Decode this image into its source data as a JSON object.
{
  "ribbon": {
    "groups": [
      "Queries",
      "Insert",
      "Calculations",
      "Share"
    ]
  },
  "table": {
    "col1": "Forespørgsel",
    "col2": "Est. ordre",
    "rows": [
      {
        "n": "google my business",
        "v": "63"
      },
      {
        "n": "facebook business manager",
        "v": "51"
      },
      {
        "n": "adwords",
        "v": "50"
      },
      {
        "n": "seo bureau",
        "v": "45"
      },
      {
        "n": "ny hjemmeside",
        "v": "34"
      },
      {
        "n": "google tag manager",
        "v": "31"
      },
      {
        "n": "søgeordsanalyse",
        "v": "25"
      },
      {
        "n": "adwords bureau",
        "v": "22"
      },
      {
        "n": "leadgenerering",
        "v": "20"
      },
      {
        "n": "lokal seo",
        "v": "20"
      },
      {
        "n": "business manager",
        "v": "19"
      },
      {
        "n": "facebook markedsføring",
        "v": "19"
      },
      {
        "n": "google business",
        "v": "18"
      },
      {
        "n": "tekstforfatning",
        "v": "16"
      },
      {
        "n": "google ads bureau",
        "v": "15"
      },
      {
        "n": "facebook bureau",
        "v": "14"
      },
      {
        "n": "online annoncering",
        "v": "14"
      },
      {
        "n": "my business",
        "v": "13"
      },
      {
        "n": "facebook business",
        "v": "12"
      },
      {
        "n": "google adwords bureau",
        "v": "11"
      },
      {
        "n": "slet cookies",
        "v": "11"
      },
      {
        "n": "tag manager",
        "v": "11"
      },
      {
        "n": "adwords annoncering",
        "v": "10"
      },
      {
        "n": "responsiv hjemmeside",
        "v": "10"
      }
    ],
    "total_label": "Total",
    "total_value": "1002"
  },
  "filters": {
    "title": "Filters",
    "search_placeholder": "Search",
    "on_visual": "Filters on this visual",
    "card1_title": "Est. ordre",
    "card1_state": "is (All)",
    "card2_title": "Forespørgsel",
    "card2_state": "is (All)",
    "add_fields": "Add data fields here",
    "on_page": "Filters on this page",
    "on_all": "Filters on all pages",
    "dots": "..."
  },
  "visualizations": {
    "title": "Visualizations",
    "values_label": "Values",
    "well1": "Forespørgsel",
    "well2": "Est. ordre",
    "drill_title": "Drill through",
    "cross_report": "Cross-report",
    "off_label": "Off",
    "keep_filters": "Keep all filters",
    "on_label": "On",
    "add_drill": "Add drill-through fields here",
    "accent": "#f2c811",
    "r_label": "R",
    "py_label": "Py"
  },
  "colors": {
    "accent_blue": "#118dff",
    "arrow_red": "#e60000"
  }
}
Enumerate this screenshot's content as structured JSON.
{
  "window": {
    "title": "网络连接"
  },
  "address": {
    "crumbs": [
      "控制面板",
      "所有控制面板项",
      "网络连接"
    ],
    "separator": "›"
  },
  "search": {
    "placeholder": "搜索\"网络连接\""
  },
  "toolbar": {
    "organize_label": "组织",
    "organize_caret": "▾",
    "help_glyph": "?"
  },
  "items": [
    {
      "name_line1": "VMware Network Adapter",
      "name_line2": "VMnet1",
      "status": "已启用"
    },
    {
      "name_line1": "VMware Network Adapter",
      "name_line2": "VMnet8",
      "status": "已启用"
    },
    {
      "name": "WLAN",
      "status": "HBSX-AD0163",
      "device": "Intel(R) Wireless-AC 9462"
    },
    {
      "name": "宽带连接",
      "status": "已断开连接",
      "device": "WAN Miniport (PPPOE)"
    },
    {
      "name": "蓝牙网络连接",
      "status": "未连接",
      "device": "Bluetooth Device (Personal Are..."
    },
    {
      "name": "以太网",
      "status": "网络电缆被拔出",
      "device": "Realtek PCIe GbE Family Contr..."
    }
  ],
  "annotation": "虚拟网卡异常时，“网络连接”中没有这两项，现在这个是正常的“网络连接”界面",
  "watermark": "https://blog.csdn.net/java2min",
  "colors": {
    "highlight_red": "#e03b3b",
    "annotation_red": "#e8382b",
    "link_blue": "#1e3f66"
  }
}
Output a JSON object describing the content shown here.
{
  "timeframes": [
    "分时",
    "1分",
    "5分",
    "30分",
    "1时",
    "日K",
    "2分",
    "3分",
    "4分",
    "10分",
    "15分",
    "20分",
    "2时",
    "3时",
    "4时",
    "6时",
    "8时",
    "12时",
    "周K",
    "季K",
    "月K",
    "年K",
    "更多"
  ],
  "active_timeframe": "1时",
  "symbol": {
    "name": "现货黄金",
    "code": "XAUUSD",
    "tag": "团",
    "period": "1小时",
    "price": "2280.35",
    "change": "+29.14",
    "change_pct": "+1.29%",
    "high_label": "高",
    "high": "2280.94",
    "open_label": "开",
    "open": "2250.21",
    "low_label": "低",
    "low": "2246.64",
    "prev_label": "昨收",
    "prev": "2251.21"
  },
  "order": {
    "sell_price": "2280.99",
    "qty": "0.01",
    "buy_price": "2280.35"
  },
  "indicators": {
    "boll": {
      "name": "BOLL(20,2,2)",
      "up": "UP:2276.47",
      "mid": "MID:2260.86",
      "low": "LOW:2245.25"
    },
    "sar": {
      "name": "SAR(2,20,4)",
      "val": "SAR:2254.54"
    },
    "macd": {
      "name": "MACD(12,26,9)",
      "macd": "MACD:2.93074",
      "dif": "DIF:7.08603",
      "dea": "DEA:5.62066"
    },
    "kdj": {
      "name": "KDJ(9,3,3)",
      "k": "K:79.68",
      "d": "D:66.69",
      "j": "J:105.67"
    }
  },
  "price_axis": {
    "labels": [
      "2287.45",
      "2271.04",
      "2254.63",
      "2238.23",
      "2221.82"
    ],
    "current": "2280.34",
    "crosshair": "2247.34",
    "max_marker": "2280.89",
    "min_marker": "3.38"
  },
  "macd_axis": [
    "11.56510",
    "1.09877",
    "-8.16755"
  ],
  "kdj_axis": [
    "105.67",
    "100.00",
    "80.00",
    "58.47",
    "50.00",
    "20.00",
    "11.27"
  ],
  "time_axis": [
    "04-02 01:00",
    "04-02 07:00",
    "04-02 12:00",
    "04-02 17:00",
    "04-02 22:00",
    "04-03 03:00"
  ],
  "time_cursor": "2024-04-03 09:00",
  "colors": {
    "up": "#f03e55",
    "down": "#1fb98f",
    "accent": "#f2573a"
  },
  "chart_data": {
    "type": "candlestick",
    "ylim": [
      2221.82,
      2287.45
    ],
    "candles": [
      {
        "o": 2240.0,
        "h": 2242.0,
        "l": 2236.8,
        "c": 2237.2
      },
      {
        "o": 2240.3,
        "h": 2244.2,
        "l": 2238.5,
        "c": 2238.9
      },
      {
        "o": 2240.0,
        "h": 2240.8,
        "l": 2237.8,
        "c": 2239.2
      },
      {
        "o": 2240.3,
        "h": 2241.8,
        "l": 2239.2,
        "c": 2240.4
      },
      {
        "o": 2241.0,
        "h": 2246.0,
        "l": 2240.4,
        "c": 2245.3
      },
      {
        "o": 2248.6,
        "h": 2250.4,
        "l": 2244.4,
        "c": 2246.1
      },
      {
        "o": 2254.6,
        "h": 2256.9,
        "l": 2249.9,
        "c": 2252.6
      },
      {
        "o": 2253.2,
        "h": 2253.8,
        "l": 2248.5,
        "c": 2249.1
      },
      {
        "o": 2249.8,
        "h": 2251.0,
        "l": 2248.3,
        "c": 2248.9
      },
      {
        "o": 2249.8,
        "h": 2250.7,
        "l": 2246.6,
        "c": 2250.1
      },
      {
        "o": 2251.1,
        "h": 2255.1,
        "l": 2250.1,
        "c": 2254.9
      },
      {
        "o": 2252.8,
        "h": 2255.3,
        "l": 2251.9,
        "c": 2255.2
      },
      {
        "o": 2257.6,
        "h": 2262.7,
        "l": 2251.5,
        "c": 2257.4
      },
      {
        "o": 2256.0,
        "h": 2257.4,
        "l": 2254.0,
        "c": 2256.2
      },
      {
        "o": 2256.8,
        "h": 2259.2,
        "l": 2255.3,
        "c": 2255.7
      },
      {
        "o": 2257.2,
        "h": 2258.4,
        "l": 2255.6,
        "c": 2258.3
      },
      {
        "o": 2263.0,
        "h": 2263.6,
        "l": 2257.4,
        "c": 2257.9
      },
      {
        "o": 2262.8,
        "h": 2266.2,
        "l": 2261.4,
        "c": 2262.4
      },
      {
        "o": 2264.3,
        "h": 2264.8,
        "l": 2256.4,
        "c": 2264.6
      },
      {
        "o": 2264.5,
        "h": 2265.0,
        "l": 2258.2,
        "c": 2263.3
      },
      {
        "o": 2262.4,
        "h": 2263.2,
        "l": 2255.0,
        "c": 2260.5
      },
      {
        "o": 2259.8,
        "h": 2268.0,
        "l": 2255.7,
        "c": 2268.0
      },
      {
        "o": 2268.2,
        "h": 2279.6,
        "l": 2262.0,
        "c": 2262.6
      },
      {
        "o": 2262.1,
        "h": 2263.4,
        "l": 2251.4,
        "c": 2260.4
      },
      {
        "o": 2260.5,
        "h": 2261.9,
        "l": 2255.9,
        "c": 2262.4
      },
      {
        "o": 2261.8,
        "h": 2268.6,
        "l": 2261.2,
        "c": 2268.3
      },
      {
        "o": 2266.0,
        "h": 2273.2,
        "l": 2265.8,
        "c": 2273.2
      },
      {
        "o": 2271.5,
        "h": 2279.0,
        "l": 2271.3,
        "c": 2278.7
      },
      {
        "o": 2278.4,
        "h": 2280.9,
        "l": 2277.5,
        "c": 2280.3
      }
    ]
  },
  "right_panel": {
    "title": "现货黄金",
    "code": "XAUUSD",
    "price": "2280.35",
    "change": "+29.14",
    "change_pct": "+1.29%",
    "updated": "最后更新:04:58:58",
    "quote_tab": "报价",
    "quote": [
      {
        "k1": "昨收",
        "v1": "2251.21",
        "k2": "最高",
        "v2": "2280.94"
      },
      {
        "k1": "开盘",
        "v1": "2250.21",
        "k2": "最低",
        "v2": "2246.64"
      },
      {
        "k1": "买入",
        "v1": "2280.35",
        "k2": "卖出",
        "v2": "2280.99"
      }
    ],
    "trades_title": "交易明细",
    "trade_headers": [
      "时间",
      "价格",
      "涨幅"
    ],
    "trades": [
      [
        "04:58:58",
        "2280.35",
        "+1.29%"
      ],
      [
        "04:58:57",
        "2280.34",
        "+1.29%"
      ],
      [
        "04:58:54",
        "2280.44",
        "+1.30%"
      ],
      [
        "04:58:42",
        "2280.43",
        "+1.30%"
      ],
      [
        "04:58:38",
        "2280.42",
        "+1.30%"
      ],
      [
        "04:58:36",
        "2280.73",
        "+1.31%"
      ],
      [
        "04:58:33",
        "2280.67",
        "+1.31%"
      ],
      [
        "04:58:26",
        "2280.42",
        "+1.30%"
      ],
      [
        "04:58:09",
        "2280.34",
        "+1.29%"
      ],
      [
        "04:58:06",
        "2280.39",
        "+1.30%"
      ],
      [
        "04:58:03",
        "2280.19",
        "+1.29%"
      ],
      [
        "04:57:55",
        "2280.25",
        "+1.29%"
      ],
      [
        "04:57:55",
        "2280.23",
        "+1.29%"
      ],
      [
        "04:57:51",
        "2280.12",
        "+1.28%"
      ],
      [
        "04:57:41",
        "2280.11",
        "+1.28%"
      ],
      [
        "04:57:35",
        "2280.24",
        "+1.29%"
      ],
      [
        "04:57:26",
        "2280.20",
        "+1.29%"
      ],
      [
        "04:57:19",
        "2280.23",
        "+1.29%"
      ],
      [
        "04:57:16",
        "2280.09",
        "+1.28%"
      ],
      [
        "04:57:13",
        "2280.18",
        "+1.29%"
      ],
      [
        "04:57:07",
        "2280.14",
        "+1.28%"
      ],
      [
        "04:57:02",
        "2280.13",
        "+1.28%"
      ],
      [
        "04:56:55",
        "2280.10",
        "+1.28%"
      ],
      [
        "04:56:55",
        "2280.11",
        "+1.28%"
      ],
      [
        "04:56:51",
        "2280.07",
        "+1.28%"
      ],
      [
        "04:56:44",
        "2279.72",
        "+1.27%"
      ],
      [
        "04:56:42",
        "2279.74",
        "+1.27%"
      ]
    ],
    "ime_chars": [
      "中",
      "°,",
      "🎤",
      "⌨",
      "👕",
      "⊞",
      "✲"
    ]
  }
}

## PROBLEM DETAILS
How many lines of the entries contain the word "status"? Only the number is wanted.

## RESPONSE TO THE EXERCISE
6